One of the goals of the STAR-LITE cruise is to collect, when possible, biopsy samples from the dolphin and whale species that we come across during the ship transects. The samples are conducted to gather genetic information about the various schools of dolphins and whales in the Eastern Tropical Pacific that may be impacted by the tuna fishery in the area. The primary samples taken are ones that are directly impacted by the fisheries. The secondary samples are ones taken of "species of interest" such as blue whales, beaked whales, fin whales, and humpback whales.
In a previous journal entry, I explained how the samples are taken. There are scientists that are positioned at the bow if the schools are coming close to the ship with crossbows and the biopsy darts.
I got to see them in action! We had a large school of approximately 40 spotted dolphins which were bow riding, giving the scientists as great opportunity to gather a biopsy sample. There was a scientist on either side of the bow taking aim at the dolphin as they came to the surface. Juan Carlos was successful! He got the sample back onboard and continued attempts for another sample. The process is pretty tricky because the ship is moving, the animals are moving, as well as the wind blowing. All things need to align to collect the samples. The dolphin in this area are not "fond" of large ships because of the tuna boats so when one gets close, the challenge begins!
The school of dolphin finally drifted on their way and he took the sample into the wet lab to prepare for future study on shore.
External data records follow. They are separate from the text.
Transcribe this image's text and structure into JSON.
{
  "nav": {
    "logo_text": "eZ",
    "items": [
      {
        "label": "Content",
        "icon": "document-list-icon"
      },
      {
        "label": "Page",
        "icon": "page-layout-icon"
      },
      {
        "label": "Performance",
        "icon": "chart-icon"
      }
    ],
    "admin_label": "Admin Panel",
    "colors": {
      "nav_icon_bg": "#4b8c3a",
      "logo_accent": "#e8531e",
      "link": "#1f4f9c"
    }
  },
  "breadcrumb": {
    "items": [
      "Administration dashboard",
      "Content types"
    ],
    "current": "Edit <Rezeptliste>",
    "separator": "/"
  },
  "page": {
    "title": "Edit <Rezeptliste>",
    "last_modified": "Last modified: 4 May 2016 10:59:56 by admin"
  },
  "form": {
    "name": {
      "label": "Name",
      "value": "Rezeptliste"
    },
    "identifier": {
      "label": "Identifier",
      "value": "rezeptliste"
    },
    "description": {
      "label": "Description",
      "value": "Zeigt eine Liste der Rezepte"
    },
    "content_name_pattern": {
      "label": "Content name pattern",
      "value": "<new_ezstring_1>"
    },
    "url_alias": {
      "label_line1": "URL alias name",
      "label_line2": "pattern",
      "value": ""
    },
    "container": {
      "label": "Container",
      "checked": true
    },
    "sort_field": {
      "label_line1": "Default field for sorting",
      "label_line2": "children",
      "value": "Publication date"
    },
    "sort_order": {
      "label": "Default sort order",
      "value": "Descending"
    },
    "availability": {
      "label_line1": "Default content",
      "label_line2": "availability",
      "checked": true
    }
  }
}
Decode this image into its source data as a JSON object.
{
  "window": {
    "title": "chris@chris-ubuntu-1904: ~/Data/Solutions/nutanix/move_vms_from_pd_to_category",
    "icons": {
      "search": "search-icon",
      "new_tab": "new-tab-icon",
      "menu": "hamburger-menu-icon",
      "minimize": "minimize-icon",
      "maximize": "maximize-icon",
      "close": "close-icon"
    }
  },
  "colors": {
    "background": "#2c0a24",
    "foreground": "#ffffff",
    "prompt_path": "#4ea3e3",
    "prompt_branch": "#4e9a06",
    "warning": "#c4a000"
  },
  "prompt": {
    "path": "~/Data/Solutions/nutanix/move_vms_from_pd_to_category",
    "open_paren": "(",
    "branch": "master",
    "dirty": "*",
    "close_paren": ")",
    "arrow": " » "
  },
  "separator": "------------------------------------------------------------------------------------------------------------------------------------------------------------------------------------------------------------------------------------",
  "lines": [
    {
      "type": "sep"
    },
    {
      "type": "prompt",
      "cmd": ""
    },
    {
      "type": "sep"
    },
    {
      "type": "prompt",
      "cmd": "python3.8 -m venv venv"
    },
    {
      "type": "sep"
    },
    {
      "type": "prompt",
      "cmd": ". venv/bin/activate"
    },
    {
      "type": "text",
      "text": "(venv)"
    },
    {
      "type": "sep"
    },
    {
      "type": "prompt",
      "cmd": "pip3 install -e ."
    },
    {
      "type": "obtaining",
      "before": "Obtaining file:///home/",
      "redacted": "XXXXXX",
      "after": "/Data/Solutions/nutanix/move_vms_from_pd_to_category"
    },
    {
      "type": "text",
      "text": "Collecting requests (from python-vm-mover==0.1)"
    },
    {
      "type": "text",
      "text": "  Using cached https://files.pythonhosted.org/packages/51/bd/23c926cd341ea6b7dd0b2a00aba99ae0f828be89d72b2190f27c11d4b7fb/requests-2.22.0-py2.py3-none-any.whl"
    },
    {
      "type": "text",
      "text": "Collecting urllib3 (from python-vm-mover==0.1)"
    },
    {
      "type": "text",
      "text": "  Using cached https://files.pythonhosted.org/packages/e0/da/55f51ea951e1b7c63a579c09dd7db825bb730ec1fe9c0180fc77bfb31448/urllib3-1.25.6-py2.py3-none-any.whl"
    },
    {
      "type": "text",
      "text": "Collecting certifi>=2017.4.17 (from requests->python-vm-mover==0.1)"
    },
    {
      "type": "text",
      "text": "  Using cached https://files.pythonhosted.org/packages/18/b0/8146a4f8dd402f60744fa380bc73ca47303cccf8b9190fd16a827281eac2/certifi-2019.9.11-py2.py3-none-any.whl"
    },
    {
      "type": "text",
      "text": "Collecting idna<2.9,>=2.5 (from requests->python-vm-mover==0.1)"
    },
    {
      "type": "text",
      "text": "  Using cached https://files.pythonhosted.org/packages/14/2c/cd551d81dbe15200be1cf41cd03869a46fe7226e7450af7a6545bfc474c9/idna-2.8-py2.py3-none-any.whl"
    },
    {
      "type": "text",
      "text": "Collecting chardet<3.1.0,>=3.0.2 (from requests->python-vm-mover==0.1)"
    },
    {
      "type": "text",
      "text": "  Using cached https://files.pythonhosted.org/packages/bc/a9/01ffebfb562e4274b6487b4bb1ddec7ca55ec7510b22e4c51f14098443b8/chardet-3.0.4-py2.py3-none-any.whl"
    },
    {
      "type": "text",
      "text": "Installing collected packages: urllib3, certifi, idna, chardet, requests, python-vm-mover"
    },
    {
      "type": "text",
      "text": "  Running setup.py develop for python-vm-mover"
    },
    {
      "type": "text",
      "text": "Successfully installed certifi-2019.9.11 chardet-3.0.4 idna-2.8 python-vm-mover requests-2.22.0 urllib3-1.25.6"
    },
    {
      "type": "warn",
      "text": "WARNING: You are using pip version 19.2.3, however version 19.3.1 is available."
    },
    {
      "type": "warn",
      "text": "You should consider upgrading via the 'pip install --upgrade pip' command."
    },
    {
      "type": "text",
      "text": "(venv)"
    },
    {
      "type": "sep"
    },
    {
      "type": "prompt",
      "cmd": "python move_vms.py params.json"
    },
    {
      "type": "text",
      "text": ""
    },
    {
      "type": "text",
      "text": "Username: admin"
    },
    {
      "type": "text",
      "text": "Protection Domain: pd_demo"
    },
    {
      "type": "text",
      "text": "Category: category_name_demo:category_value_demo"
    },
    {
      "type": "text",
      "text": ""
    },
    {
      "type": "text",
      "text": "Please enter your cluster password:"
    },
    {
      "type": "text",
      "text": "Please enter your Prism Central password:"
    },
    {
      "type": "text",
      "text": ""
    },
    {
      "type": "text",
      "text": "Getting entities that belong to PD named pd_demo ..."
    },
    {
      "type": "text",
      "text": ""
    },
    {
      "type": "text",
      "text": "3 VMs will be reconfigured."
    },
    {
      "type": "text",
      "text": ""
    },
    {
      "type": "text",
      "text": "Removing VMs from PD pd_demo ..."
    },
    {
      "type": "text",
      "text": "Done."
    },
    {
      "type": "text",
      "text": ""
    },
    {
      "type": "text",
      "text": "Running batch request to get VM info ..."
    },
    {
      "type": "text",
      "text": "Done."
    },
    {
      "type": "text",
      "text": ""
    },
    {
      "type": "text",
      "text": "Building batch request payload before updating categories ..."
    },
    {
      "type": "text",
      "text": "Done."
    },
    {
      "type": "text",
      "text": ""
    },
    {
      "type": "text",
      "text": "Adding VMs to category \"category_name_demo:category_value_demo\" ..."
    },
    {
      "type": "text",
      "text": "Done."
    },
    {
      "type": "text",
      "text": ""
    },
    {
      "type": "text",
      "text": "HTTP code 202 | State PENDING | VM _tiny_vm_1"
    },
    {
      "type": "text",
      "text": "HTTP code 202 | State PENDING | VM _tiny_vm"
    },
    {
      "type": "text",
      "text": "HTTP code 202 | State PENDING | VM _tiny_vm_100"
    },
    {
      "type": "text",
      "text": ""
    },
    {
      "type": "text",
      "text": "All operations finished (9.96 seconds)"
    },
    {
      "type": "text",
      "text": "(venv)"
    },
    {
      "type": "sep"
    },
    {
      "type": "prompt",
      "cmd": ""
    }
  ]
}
He took the sample, put it in a small vial and stored it in a freezer which is kept at -80 degrees C which will keep the DNA in the sample from denaturing before we get it back to land.
This was the first one taken during this leg and it was great to be able to witness it!
Marine Science Questions:
1. What can DNA samples tell us about the dolphins in this area?
2. Compare and contrast the spotted dolphin in the ETP to the bottlenose dolphins that are in the Gulf of Mexico.